(Beginning of Dataset records)
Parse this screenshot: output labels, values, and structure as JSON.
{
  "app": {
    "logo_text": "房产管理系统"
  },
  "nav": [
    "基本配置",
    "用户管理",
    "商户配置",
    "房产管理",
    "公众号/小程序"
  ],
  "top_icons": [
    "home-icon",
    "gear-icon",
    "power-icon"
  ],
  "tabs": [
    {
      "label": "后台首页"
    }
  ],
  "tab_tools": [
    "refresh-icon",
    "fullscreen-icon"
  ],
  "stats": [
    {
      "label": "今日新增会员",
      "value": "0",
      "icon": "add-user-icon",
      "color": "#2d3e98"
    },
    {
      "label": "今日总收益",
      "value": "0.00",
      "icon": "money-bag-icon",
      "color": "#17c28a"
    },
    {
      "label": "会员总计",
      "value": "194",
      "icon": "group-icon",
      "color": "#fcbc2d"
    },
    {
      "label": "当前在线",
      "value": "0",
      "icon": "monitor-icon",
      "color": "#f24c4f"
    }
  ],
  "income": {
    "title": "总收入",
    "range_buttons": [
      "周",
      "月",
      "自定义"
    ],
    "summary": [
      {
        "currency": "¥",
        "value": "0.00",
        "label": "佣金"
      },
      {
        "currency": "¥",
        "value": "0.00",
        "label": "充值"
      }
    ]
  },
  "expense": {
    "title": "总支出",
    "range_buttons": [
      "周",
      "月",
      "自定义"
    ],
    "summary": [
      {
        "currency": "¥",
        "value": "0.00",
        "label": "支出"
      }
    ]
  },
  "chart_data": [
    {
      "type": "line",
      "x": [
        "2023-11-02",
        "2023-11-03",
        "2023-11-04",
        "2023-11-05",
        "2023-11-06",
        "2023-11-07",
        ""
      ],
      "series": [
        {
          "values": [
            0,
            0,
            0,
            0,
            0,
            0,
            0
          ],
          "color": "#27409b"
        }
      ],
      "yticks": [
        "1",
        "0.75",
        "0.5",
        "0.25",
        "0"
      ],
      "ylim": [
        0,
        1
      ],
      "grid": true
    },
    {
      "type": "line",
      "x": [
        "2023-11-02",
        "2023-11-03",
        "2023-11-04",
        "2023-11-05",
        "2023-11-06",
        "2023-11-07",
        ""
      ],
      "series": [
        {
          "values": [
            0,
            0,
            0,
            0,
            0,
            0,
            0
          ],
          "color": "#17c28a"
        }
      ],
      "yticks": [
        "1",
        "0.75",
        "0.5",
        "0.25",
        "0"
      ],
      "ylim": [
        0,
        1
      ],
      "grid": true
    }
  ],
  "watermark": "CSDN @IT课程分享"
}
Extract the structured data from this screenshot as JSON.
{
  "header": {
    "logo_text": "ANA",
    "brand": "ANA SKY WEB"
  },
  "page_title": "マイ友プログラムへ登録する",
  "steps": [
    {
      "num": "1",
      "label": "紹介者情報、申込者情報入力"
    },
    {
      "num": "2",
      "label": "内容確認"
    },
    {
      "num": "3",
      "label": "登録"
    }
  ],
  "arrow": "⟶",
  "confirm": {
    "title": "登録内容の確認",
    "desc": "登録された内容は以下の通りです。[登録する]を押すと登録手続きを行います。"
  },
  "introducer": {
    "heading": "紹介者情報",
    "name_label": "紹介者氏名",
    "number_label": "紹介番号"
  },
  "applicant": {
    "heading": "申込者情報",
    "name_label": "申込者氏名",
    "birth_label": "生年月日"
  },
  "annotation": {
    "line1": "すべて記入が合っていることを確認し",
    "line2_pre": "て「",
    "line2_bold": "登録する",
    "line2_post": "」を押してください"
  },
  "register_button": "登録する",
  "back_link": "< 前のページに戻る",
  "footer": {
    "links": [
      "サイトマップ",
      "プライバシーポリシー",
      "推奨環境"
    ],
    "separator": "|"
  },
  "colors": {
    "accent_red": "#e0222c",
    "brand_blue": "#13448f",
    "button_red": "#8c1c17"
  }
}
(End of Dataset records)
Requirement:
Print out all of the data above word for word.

Response area:
Parse this screenshot: output labels, values, and structure as JSON.
{
  "app": {
    "logo_text": "房产管理系统"
  },
  "nav": [
    "基本配置",
    "用户管理",
    "商户配置",
    "房产管理",
    "公众号/小程序"
  ],
  "top_icons": [
    "home-icon",
    "gear-icon",
    "power-icon"
  ],
  "tabs": [
    {
      "label": "后台首页"
    }
  ],
  "tab_tools": [
    "refresh-icon",
    "fullscreen-icon"
  ],
  "stats": [
    {
      "label": "今日新增会员",
      "value": "0",
      "icon": "add-user-icon",
      "color": "#2d3e98"
    },
    {
      "label": "今日总收益",
      "value": "0.00",
      "icon": "money-bag-icon",
      "color": "#17c28a"
    },
    {
      "label": "会员总计",
      "value": "194",
      "icon": "group-icon",
      "color": "#fcbc2d"
    },
    {
      "label": "当前在线",
      "value": "0",
      "icon": "monitor-icon",
      "color": "#f24c4f"
    }
  ],
  "income": {
    "title": "总收入",
    "range_buttons": [
      "周",
      "月",
      "自定义"
    ],
    "summary": [
      {
        "currency": "¥",
        "value": "0.00",
        "label": "佣金"
      },
      {
        "currency": "¥",
        "value": "0.00",
        "label": "充值"
      }
    ]
  },
  "expense": {
    "title": "总支出",
    "range_buttons": [
      "周",
      "月",
      "自定义"
    ],
    "summary": [
      {
        "currency": "¥",
        "value": "0.00",
        "label": "支出"
      }
    ]
  },
  "chart_data": [
    {
      "type": "line",
      "x": [
        "2023-11-02",
        "2023-11-03",
        "2023-11-04",
        "2023-11-05",
        "2023-11-06",
        "2023-11-07",
        ""
      ],
      "series": [
        {
          "values": [
            0,
            0,
            0,
            0,
            0,
            0,
            0
          ],
          "color": "#27409b"
        }
      ],
      "yticks": [
        "1",
        "0.75",
        "0.5",
        "0.25",
        "0"
      ],
      "ylim": [
        0,
        1
      ],
      "grid": true
    },
    {
      "type": "line",
      "x": [
        "2023-11-02",
        "2023-11-03",
        "2023-11-04",
        "2023-11-05",
        "2023-11-06",
        "2023-11-07",
        ""
      ],
      "series": [
        {
          "values": [
            0,
            0,
            0,
            0,
            0,
            0,
            0
          ],
          "color": "#17c28a"
        }
      ],
      "yticks": [
        "1",
        "0.75",
        "0.5",
        "0.25",
        "0"
      ],
      "ylim": [
        0,
        1
      ],
      "grid": true
    }
  ],
  "watermark": "CSDN @IT课程分享"
}
Extract the structured data from this screenshot as JSON.
{
  "header": {
    "logo_text": "ANA",
    "brand": "ANA SKY WEB"
  },
  "page_title": "マイ友プログラムへ登録する",
  "steps": [
    {
      "num": "1",
      "label": "紹介者情報、申込者情報入力"
    },
    {
      "num": "2",
      "label": "内容確認"
    },
    {
      "num": "3",
      "label": "登録"
    }
  ],
  "arrow": "⟶",
  "confirm": {
    "title": "登録内容の確認",
    "desc": "登録された内容は以下の通りです。[登録する]を押すと登録手続きを行います。"
  },
  "introducer": {
    "heading": "紹介者情報",
    "name_label": "紹介者氏名",
    "number_label": "紹介番号"
  },
  "applicant": {
    "heading": "申込者情報",
    "name_label": "申込者氏名",
    "birth_label": "生年月日"
  },
  "annotation": {
    "line1": "すべて記入が合っていることを確認し",
    "line2_pre": "て「",
    "line2_bold": "登録する",
    "line2_post": "」を押してください"
  },
  "register_button": "登録する",
  "back_link": "< 前のページに戻る",
  "footer": {
    "links": [
      "サイトマップ",
      "プライバシーポリシー",
      "推奨環境"
    ],
    "separator": "|"
  },
  "colors": {
    "accent_red": "#e0222c",
    "brand_blue": "#13448f",
    "button_red": "#8c1c17"
  }
}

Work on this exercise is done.